In New Jersey, the crimes of theft and robbery can carry potentially carry serious penalties.  Convictions can carry prison sentences and expensive fines.  Even seemingly minor allegations, such as misdemeanor shoplifting, still have the power to create a criminal record that can interfere with your personal and professional life many years into the future.

You’re up against a challenge, but you don’t have to face it alone. Criminal defense lawyer Joseph Lombardo is committed to providing aggressive client advocacy, and has over 20 years of experience defending the people of New Jersey against a wide variety of theft-related charges. Type of matters that Mr. Lombardo frequently handles include (but not limited to):

  • Carjacking (Auto Theft)
  • Extortion
  • Identity Theft
  • Property Theft
  • Receiving Stolen Property
  • Robbery
  • Shoplifting (Retail Theft)
  • Theft of Services

To arrange for a free and private legal consultation, call Lombardo Law at (800) 930-3241 today.

attorney helping client

What’s the Difference Between Robbery and Theft Charges?

In everyday conversation, theft and robbery sometimes carry the same meaning.  But in a legal context, they are distinct, separate charges that are defined and penalized differently.

Theft is the broader of the two crimes, and involves any “unlawful taking” pursuant to N.J.S.A. 2C:20-3.  Many people think theft refers taking a physical object, but the legal definition is actually much broader.  You can also be criminally charged if you steal or attempt to steal intangible items, such as a service (e.g. cable, N.J.S.A. 2C:20-8) or even another person’s identity or identifying information (e.g. a driver’s license, N.J.S.A. 2C:21-17, N.J.S.A. 2C:21-17.2).  New Jersey’s theft statute, N.J.S.A. 2C:20-3, clearly divides theft into taking both “movable property” and “immovable property.”

Even shoplifting (i.e. retail theft) has a much wider definition than many people initially realize, because it is not necessarily restricted to stealing goods from a merchandiser.  You can also be charged with shoplifting if you alter an object’s price tag or other markings, or even if you remove a shopping cart from the retailer’s premises (N.J.S.A. 2C:20-11).

By contrast, robbery involves theft plus an element of injury, force, or the use or threatened use of a weapon, pursuant to N.J.S.A. 2C:15-1.  Robbery may also be charged if you allegedly committed or threatened to commit an additional first or second degree crime.

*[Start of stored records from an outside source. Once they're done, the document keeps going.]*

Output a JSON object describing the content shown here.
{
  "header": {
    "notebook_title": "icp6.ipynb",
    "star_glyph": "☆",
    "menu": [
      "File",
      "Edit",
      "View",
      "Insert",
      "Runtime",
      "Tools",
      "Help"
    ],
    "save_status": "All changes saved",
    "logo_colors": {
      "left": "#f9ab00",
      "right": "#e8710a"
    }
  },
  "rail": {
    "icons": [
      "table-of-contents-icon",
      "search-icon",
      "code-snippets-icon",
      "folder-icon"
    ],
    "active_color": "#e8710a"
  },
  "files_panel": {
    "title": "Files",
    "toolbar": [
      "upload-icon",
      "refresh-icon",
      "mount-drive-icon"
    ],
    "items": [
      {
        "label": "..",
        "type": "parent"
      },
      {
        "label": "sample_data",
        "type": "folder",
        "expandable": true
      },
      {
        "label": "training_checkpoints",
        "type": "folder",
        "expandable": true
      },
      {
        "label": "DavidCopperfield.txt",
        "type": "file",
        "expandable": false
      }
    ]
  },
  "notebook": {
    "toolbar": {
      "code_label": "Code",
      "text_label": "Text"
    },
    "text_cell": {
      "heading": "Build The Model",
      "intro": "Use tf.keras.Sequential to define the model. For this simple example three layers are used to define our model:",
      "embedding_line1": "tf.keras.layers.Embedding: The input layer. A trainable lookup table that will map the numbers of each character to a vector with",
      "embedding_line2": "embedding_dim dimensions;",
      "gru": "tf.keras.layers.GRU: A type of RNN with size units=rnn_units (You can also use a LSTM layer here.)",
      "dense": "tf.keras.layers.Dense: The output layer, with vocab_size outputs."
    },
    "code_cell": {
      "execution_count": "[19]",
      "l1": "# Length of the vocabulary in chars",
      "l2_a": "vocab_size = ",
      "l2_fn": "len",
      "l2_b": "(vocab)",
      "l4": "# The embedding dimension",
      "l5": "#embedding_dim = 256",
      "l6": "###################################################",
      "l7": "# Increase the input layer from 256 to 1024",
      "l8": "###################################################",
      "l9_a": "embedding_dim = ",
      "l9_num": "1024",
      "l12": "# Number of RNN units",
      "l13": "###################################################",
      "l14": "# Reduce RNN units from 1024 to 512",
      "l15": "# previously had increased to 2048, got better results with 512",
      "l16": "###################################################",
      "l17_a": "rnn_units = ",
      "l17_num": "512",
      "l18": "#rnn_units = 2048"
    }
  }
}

Criminal In Handcuffs

What Are the Penalties for a Theft Conviction in New Jersey?

Instead of using the usual terms of “misdemeanor” and “felony,” New Jersey uses the different but equivalent terms of “disorderly persons offense” (or “DP offense”) and “indictable crime,” respectively.  Unfortunately, many charges related to stealing and burglary do have the potential to be graded as indictable crimes — and even a DP offense or petty DP offense could have serious negative consequences for your daily life, including jail time and costly restitution fines.

Robbery is typically charged as a second degree crime.  However, it may be classified as a first degree crime in cases where the defendant allegedly:

  • Attempted to commit murder.
  • Used or threatened to use a deadly weapon.
  • Inflicted or attempted to inflict “serious bodily injury.”  A serious bodily injury means any injury which creates a serious risk of death, results in permanent disfigurement, or long-term damage to a limb, organ, or basic physical function (e.g. breathing, walking, grasping objects).

By contrast, many theft classifications are based largely on the value of the item or service which was stolen. Generally speaking, theft charges are graded as follows:

  • Value under $200 — DP Offense
  • Value of $200 to $500 — 4th Degree Crime
  • Value greater than $500, less than $75,000 — 3rd Degree Crime
  • Value of $75,000 or higher — 2nd Degree Crime

However, it isn’t always dollar value alone that determines how a charge is categorized.  For example, regardless of monetary value, you can sill be charged in the second degree if an alleged theft involves extortion, human remains, government benefits, or more than one kilogram of illegal drugs.  Possible penalties for a conviction could include:

  • DP Offense — Fine of up to $1,000, sentence of up to six months.
  • 4th Degree Crime — Fine of up to $10,000, sentence of up to 18 months.
  • 3rd Degree Crime — Fine of up to $15,000, sentence of up to five years.
  • 2nd Degree Crime — Fine of up to $150,000, sentence of up to 10 years.

However, in some cases those fines could be even larger.  If you are convicted, you could be ordered to pay either the standard restitution or double the loss to the victim — whichever is the higher amount.

If you or someone you love is facing these charges, it is critically important to have experienced legal representation on your side.  To start discussing your options in a confidential case evaluation completely free of charge, call New Jersey theft lawyer Joseph Lombardo at (800) 930-3241 today.